“Yes and either our handler didn’t care, simply forgot where he placed us or was liquidated in the many purges. He rarely contacted us anyhow. As I said we were only to be activated under dire circumstances. We thought we would be during the Cuban Missile Crisis and that had us very worried. You were so young then and we weren’t sure if we would obey our handler, but to keep living and I do mean living, we had to put our feelings aside. We were in too far and couldn’t get out. So as time went on we just kept this life of ours as “Americans” going. Once the whole Soviet system collapsed we seemed to be adrift. But you know Jen, all those years here convinced us that we really were Americans and we fell in love with this country and its people. Our dual lives merged into one.”
She put her arms around me. “Don’t hate your father and me. We did what we thought was right and we believed we were patriots, but patriots of Mother Russia. And we always loved you.”
“I know, mom and I still love you and dad. I just need to wrap my head around this.”
Her blue eyes filled with tears. “And now you have a secret.”
Her confession had drained her. I helped her back to her chair, put a blanket on her, kissed her on the forehead and walked out the door.
David was getting dinner ready when I came in. I was silent for a while. He knew I was disturbed and gave me some time to gather my thoughts.
“Is everything ok with your mom?

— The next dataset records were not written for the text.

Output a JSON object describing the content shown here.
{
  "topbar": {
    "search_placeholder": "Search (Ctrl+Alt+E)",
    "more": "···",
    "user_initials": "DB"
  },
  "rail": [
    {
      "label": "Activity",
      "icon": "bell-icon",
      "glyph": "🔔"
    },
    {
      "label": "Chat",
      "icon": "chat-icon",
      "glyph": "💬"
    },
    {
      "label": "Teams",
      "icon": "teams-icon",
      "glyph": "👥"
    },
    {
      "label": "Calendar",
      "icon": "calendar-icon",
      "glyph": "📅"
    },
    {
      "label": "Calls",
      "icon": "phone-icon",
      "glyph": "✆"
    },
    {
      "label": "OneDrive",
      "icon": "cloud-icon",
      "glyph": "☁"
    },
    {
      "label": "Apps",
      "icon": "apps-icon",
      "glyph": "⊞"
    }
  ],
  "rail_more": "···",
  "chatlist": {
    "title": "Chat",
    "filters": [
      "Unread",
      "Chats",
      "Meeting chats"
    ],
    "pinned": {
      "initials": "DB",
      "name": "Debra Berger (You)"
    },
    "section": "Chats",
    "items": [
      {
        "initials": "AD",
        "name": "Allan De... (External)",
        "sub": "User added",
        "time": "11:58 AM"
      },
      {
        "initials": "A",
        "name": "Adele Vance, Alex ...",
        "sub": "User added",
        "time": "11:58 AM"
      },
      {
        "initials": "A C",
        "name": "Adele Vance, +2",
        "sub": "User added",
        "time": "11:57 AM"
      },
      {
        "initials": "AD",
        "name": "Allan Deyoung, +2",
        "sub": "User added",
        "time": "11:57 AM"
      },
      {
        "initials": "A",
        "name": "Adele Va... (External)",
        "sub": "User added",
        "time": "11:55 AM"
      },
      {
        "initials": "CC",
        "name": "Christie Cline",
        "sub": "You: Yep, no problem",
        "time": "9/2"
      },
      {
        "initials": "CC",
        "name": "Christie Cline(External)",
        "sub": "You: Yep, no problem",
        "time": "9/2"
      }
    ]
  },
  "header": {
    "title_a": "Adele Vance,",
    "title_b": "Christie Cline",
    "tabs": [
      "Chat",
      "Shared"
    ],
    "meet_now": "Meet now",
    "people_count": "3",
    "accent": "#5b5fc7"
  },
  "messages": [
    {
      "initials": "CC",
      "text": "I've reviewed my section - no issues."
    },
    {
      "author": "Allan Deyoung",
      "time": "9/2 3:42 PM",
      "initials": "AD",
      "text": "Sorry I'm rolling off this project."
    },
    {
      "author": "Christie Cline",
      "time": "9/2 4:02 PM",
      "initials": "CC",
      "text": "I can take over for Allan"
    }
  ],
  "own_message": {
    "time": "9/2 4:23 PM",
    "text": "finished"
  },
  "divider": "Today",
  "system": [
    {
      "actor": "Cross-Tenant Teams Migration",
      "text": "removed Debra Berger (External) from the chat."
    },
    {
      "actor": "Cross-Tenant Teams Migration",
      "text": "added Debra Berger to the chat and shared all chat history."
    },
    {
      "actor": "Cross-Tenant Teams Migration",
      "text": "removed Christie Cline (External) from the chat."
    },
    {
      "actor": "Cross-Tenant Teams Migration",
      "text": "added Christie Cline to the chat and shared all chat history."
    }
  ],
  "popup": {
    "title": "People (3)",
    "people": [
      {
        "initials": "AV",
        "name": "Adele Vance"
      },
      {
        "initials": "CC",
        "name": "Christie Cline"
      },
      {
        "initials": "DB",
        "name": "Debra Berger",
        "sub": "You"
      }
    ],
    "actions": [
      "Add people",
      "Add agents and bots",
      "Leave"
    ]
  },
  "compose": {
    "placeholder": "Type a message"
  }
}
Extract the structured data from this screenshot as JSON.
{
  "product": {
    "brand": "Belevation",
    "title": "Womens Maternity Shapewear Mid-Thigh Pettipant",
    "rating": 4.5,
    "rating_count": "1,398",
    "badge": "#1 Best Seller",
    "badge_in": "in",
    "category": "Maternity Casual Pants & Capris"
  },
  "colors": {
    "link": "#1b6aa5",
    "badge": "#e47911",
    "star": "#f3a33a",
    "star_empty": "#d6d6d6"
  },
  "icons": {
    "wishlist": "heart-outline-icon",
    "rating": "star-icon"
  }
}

What did you find out?”
“Grab the wine and glasses, David, I have a story to tell you about family ties and secrets.”